* [REQUIRED ACTION] The output must match the entries below exactly.
═════ TASK INPUT ═════
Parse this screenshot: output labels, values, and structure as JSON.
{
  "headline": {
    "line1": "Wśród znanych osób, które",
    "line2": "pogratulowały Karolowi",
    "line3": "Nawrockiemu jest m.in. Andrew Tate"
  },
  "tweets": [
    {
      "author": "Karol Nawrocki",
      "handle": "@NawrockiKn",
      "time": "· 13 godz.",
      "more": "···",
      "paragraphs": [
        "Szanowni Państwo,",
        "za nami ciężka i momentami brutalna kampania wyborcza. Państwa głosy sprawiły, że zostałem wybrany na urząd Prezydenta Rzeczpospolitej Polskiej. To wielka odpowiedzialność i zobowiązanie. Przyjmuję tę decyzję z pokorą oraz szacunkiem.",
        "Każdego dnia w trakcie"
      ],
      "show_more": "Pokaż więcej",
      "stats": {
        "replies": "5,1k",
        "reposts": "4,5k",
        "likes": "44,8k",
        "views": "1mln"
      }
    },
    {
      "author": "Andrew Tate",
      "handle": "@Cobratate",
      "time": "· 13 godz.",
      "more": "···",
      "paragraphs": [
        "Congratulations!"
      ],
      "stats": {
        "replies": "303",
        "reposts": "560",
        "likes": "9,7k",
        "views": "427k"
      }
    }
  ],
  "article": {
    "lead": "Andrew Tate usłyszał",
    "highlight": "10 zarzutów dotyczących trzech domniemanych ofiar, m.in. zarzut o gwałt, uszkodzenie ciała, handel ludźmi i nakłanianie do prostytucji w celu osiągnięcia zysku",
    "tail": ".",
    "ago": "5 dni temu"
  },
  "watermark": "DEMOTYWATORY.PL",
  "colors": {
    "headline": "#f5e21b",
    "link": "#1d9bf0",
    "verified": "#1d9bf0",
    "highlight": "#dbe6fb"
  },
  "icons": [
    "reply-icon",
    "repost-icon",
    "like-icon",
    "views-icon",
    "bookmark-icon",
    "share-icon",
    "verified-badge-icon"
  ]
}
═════
* [SOLUTION]
Parse this screenshot: output labels, values, and structure as JSON.
{
  "headline": {
    "line1": "Wśród znanych osób, które",
    "line2": "pogratulowały Karolowi",
    "line3": "Nawrockiemu jest m.in. Andrew Tate"
  },
  "tweets": [
    {
      "author": "Karol Nawrocki",
      "handle": "@NawrockiKn",
      "time": "· 13 godz.",
      "more": "···",
      "paragraphs": [
        "Szanowni Państwo,",
        "za nami ciężka i momentami brutalna kampania wyborcza. Państwa głosy sprawiły, że zostałem wybrany na urząd Prezydenta Rzeczpospolitej Polskiej. To wielka odpowiedzialność i zobowiązanie. Przyjmuję tę decyzję z pokorą oraz szacunkiem.",
        "Każdego dnia w trakcie"
      ],
      "show_more": "Pokaż więcej",
      "stats": {
        "replies": "5,1k",
        "reposts": "4,5k",
        "likes": "44,8k",
        "views": "1mln"
      }
    },
    {
      "author": "Andrew Tate",
      "handle": "@Cobratate",
      "time": "· 13 godz.",
      "more": "···",
      "paragraphs": [
        "Congratulations!"
      ],
      "stats": {
        "replies": "303",
        "reposts": "560",
        "likes": "9,7k",
        "views": "427k"
      }
    }
  ],
  "article": {
    "lead": "Andrew Tate usłyszał",
    "highlight": "10 zarzutów dotyczących trzech domniemanych ofiar, m.in. zarzut o gwałt, uszkodzenie ciała, handel ludźmi i nakłanianie do prostytucji w celu osiągnięcia zysku",
    "tail": ".",
    "ago": "5 dni temu"
  },
  "watermark": "DEMOTYWATORY.PL",
  "colors": {
    "headline": "#f5e21b",
    "link": "#1d9bf0",
    "verified": "#1d9bf0",
    "highlight": "#dbe6fb"
  },
  "icons": [
    "reply-icon",
    "repost-icon",
    "like-icon",
    "views-icon",
    "bookmark-icon",
    "share-icon",
    "verified-badge-icon"
  ]
}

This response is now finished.